  • Once that edit is done, it will go to a proofreader;
  • Artwork is commissioned and completed; 
  • Finally, the book will be typeset and you get the galleys/proofs through for final checking;
  • Then it's off to the printers.


Subscribers - the people who paid up front to help to bring the book into existence - are rewarded with special editions that don't go on general sale (Mine, for example, will have colour throughout and bronze metallic foils on the cover lettering, plus a couple of other special treats). A plainer trade edition will then be distributed via the usual outlets online and in bookshops. However, every copy of every edition of the book will carry a list of the people who made the book happen by subscribing.

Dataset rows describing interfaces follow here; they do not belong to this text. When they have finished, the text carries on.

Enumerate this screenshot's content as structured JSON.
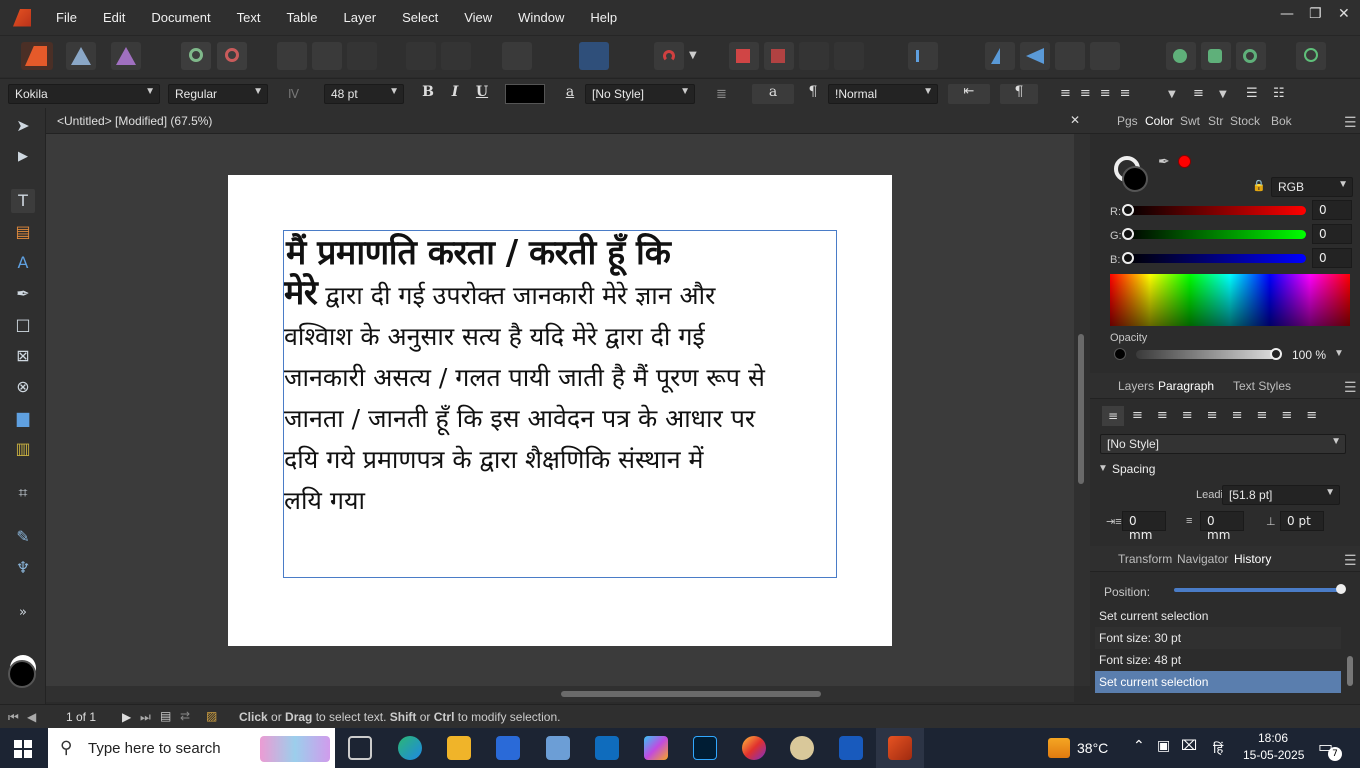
{
  "menu": [
    "File",
    "Edit",
    "Document",
    "Text",
    "Table",
    "Layer",
    "Select",
    "View",
    "Window",
    "Help"
  ],
  "context": {
    "font": "Kokila",
    "style": "Regular",
    "size": "48 pt",
    "char_style": "[No Style]",
    "para_style": "!Normal",
    "bold": "B",
    "italic": "I",
    "underline": "U",
    "char_a": "a",
    "char_a2": "a",
    "pilcrow": "¶"
  },
  "document": {
    "title": "<Untitled> [Modified] (67.5%)",
    "line1": "मैं प्रमाणति करता / करती हूँ कि",
    "line2_bold": "मेरे",
    "line2_rest": "  द्वारा दी गई उपरोक्त जानकारी मेरे ज्ञान और",
    "line3": "वश्विाश के अनुसार सत्य है यदि मेरे द्वारा दी गई",
    "line4": "जानकारी असत्य / गलत पायी जाती है मैं पूरण रूप से",
    "line5": "जानता / जानती हूँ कि इस आवेदन पत्र के आधार पर",
    "line6": "दयि गये प्रमाणपत्र के द्वारा शैक्षणिकि संस्थान में",
    "line7": "लयि गया"
  },
  "color_panel": {
    "tabs": [
      "Pgs",
      "Color",
      "Swt",
      "Str",
      "Stock",
      "Bok"
    ],
    "active_tab": "Color",
    "model": "RGB",
    "r_label": "R:",
    "g_label": "G:",
    "b_label": "B:",
    "r": "0",
    "g": "0",
    "b": "0",
    "opacity_label": "Opacity",
    "opacity": "100 %",
    "accent": "#ff0000"
  },
  "paragraph_panel": {
    "tabs": [
      "Layers",
      "Paragraph",
      "Text Styles"
    ],
    "active_tab": "Paragraph",
    "style": "[No Style]",
    "spacing_label": "Spacing",
    "leading_label": "Leading:",
    "leading": "[51.8 pt]",
    "indent_left": "0 mm",
    "indent_right": "0 mm",
    "space_before": "0 pt"
  },
  "history_panel": {
    "tabs": [
      "Transform",
      "Navigator",
      "History"
    ],
    "active_tab": "History",
    "position_label": "Position:",
    "items": [
      "Set current selection",
      "Font size: 30 pt",
      "Font size: 48 pt",
      "Set current selection"
    ],
    "selected_index": 3
  },
  "status": {
    "page": "1 of 1",
    "hint_click": "Click",
    "hint_or1": " or ",
    "hint_drag": "Drag",
    "hint_mid": " to select text. ",
    "hint_shift": "Shift",
    "hint_or2": " or ",
    "hint_ctrl": "Ctrl",
    "hint_end": " to modify selection."
  },
  "taskbar": {
    "search_placeholder": "Type here to search",
    "weather": "38°C",
    "lang": "हिं",
    "time": "18:06",
    "date": "15-05-2025",
    "notif_count": "7"
  }
}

In effect, it's crowdfunded publishing but it's very different from self-publishing or raising the money through sites like Kickstarter. Firstly, there's a gatekeeper; Unbound decides which books they would like to see published. Many fail at this first hurdle. Secondly, an army of industry professionals will guide your book to publication - you don't have to do it alone. Thirdly, and perhaps most importantly, with publishers becoming ever more risk-averse about the types of books they take on, Unbound has the freedom to publish any book they like. It's the readers who are paying for the book to be published and not some accountant in an office somewhere who spends their days assessing whether a book is 'worth the risk' of publishing. That's hugely liberating. And it's not a new idea; the model that Unbound uses is not dissimilar to that used by Dr Johnson for his dictionary and by Dickens who published his work by subscription to the so-called 'Penny Dreadfuls' and other such publications.

Unbound has had a book nominated for the Man Booker Prize long list (The Wake), has won the Book Of The Year (The Good Immigrant) and other awards. The system obviously works. And you can be a part of it.

Being a subscriber means that you become a patron of the arts; you help bring a book into the world. That's a brilliant thing to do and so much more rewarding than just buying one off Amazon or in Waterstones, surely? So go and have a look at their site, buy an existing special edition or subscribe on a brand new book, not yet published. Pledges range from just a few quid up to more expensive rewards and some of those are amazing.

You can still be a subscriber to A Murder To Die For and get a copy of the special edition (although you won't get your name listed now as the book has gone to print). Just click here.

If you do, you'll also be eligible to enter the competitions of course. Next one in two weeks!

Will you be a winner?